so a friend of mine and i thru-hiked the foothills trail this past weekend. i'm officially a thru-hiker! i had so much fun and deep down, i enjoyed every minute of it, even if it didn't show on the surface at all times. the scenery was gorgeous, the weather was decent (considering the forecast, it was perfect)... it was, all in all, an experience i am so glad i went through.
there were a few times on the trail when i thought to myself, "would i really want to do this for six months on end? would i really want to walk 2,100 miles?" and the answer was generally a resounding, "yes!" i hadn't physically prepared myself at all for this trip. i'd never backpacked, so i didn't know what it'd be like hauling around a 35# pack for days on end. i regularly walk my dogs to the park, but a 3-mile round-trip walk in the lowcountry is nothing compared to a 5-mile uphill ascent. had my friend not been there, i wouldn't have pushed myself the way i did and i wouldn't have done the 77 miles in five days.
those five days were a constant cardio workout. i know you're not technically supposed to wear cotton, but i did wear a tshirt underneath my jacket. i'd get so hot in some sections of the trail (even with snow on the ground) that i'd have to come out of my jacket and hike in only a tshirt. i still don't understand how my friend rarely ever came out of his rainjacket. i would have burned up. is this a sign of poor endurance, my overheating in such a short timespan? o.O

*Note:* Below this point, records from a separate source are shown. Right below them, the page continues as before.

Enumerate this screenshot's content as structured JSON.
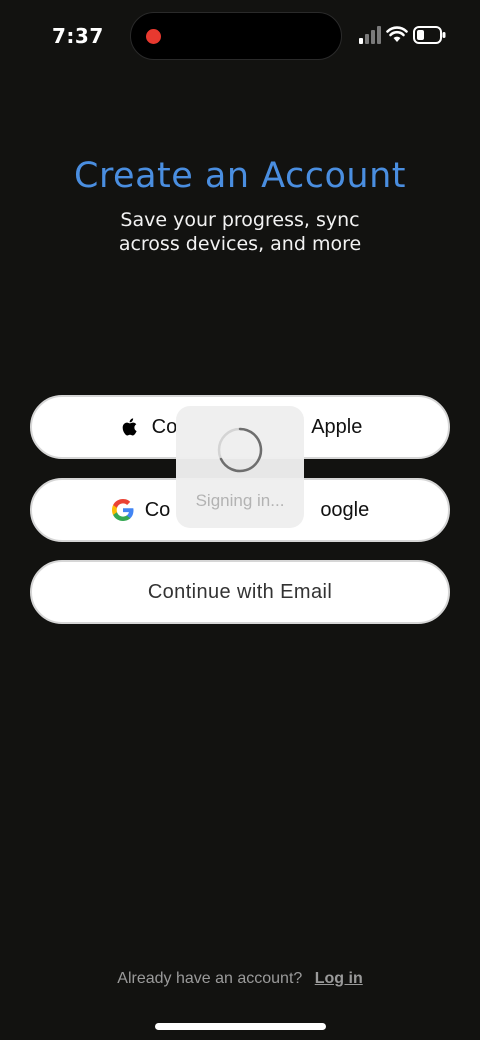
{
  "status_bar": {
    "time": "7:37",
    "recording_indicator_color": "#e8392f",
    "signal_icon": "cellular-signal-icon",
    "wifi_icon": "wifi-icon",
    "battery_icon": "battery-icon"
  },
  "header": {
    "title": "Create an Account",
    "subtitle_line1": "Save your progress, sync",
    "subtitle_line2": "across devices, and more"
  },
  "buttons": {
    "apple_label": "Continue with Apple",
    "apple_visible_left": "Co",
    "apple_visible_right": "Apple",
    "google_label": "Continue with Google",
    "google_visible_left": "Co",
    "google_visible_right": "oogle",
    "email_label": "Continue with Email"
  },
  "overlay": {
    "label": "Signing in..."
  },
  "footer": {
    "prompt": "Already have an account?",
    "login_link": "Log in"
  },
  "colors": {
    "background": "#121210",
    "accent": "#4a8ee0",
    "button_bg": "#ffffff"
  }
}
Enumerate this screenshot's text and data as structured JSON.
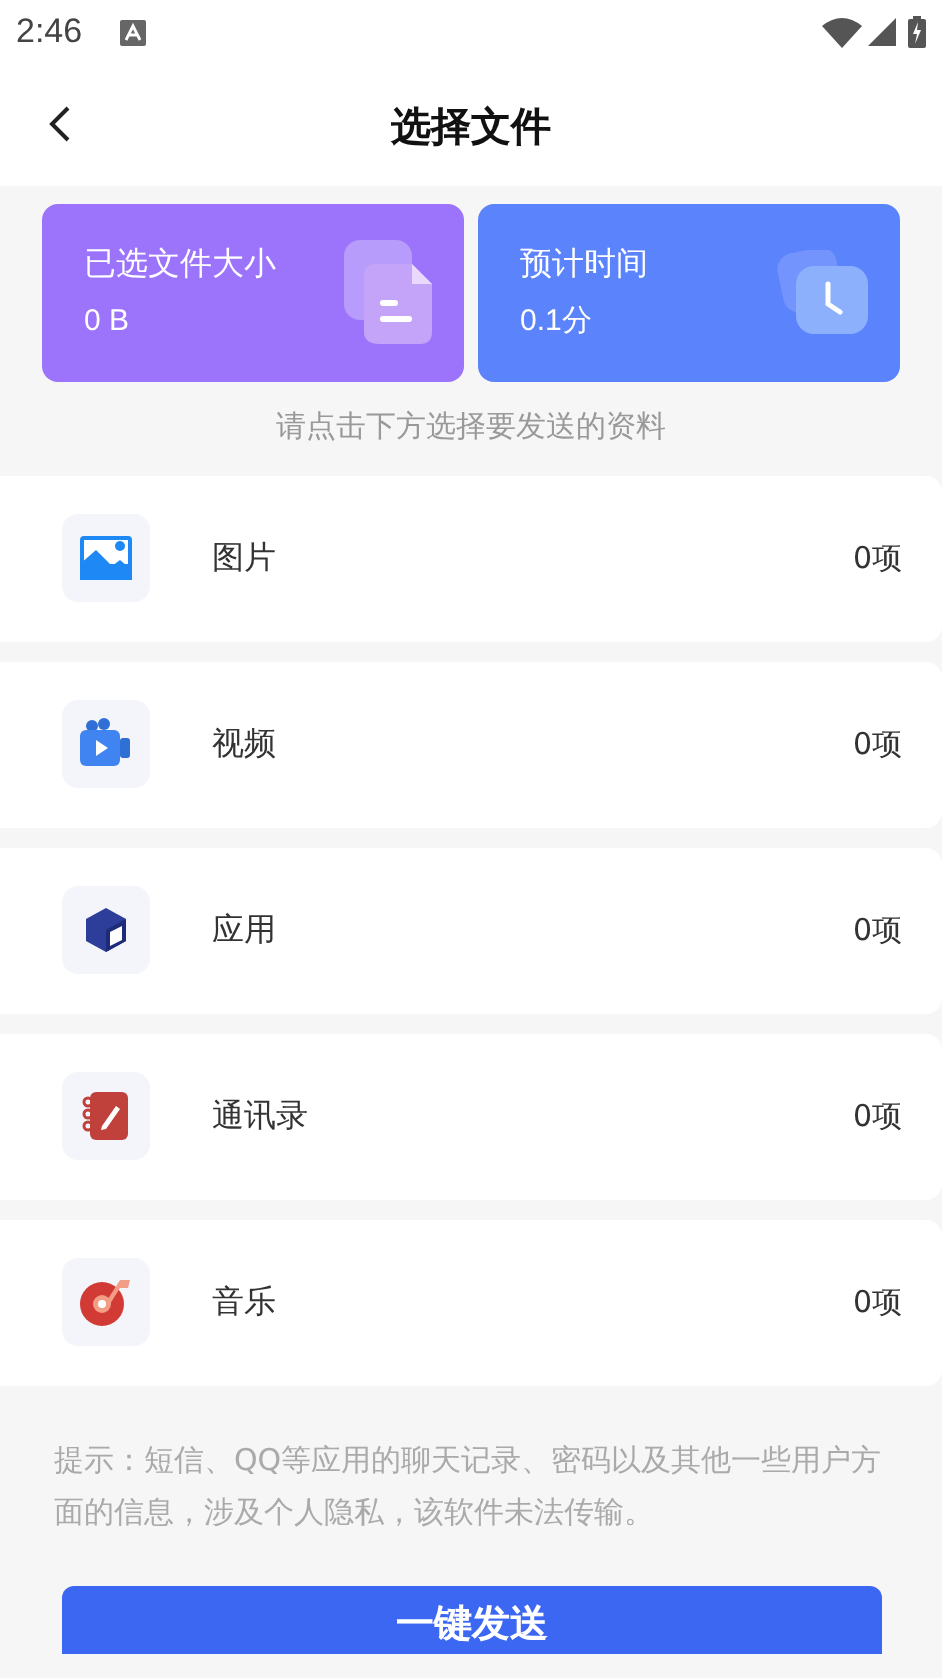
{
  "status_bar": {
    "time": "2:46"
  },
  "header": {
    "title": "选择文件"
  },
  "summary_cards": [
    {
      "kind": "size",
      "label": "已选文件大小",
      "value": "0 B"
    },
    {
      "kind": "time",
      "label": "预计时间",
      "value": "0.1分"
    }
  ],
  "instruction": "请点击下方选择要发送的资料",
  "categories": [
    {
      "kind": "image",
      "label": "图片",
      "count": "0项"
    },
    {
      "kind": "video",
      "label": "视频",
      "count": "0项"
    },
    {
      "kind": "app",
      "label": "应用",
      "count": "0项"
    },
    {
      "kind": "contacts",
      "label": "通讯录",
      "count": "0项"
    },
    {
      "kind": "music",
      "label": "音乐",
      "count": "0项"
    }
  ],
  "notice": "提示：短信、QQ等应用的聊天记录、密码以及其他一些用户方面的信息，涉及个人隐私，该软件未法传输。",
  "send_button": "一键发送"
}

the first night in the woods, we bear bagged, but it didn't really work out all that well, and i don't think it would have been a sufficient enough job to keep them away if they had come out. the rest of the time, we slept with our food bags in the tent. we cooked right beside the tent (instead of the recommended distance of 50'? away from the tent), and we never had a problem.
we used a clip flashlight tent, and while my friend hated it from the get-go, i only found myself disliking it when we'd wake up in the mornings and there'd be a ton of condensation in the tent around us. there's nothing like waking up wet when you've got a roof over your head. he said it was because of the mesh on the tent. i'm wondering if it wasn't the condensation of our breath? but he dismissed that and chalked it up to the mesh. either way... i won't be getting a clip flashlight.
i had a regular sleeping pad, and he bought me a thermarest before the trip but for some reason i didn't take it. i guess i just slept with the regular one that night in the van, so i figured i'd stick with it throughout the trip. i shouldn't have. i never got a peaceful night's sleep because of the pressure points my hips and the ground would cause. i'll have to look into the thermarests. i didn't get it back from him before we departed.
i've read skywalker's book on his trail life. if there's one thing that got on my nerves about him and bill bryson, it was how much they didn't really seem to enjoy being out in the woods. bryson never even finished the trail, and skywalker slept in every hotel he could find, it seemed like. it wasn't until we'd been on the trail for 3 days and i had a bum ankle and it was getting dark and cold and it looked like we'd have to wind up setting up a wet tent that i understood just why they felt the way they did. we walked into the public restrooms of one of the national parks on the trail, and they were clean and had running water that you didn't have to purify and there was even heatlamps! and you didn't have to pee in the woods! it was when i was there, standing in front of the hand dryer and drying out my buff, that i realized at that moment, i was no better than skywalker. i could see where he was coming from.
the one thing that amazed me was how quickly my body adapted to the demands of the trail. i was never really sore because i kept working those same muscles, getting the lactic acid out of my system. i fell a few times on the second day because of wet leaves and snow/ice and i hurt my ankle a bit. i was sore from that, but as far as my back being sore or my abs being sore or my legs being sore... it never really happened. granted, i felt like my legs were fatigued to the point of failure at times, but they never really ached.
i will never, ever, EVER get another protein bar with malitol in it. i know the label warns of gastrointestinal upset and diarrhea, but i never even let it get to that point because the two varities of bars that i got were disgusting and i could barely eat half of them. i bought them thinking, "oh hey there protein. i'll need you." silly. i will definitely stick to snickers from here on out. joshua even had the fun-size snickers bars. for the mini-boost, i suppose. he also had a bag full of dried apples, banana chips, and cranberries that he'd concocted from the things he'd bought from wal-mart. very good, i'd say. i also should have brought more mashed potatoes on the trail. the third night, my dinner consisted of mashed potatoes, smoked cheddar cheese, and real bacon bits i'd packed in. as soon as that hit my lips, i almost cried it was so good. i will definitely have to remember more mashed potatoes, more fruit and snickers, and less malitol. oh, and less ramen i think.
i took a lot of clothing on this trip... i took a scarf (which i didn't need and will never take again because now i have my buff), my underarmour shirt (which if i would have actually worn, i would have probably roasted alive in it), and a lot of other stuff i didn't need.
i will finish this dump later.. but for right now, i'm sleepy. i just wanna write all this down before i forget it. :)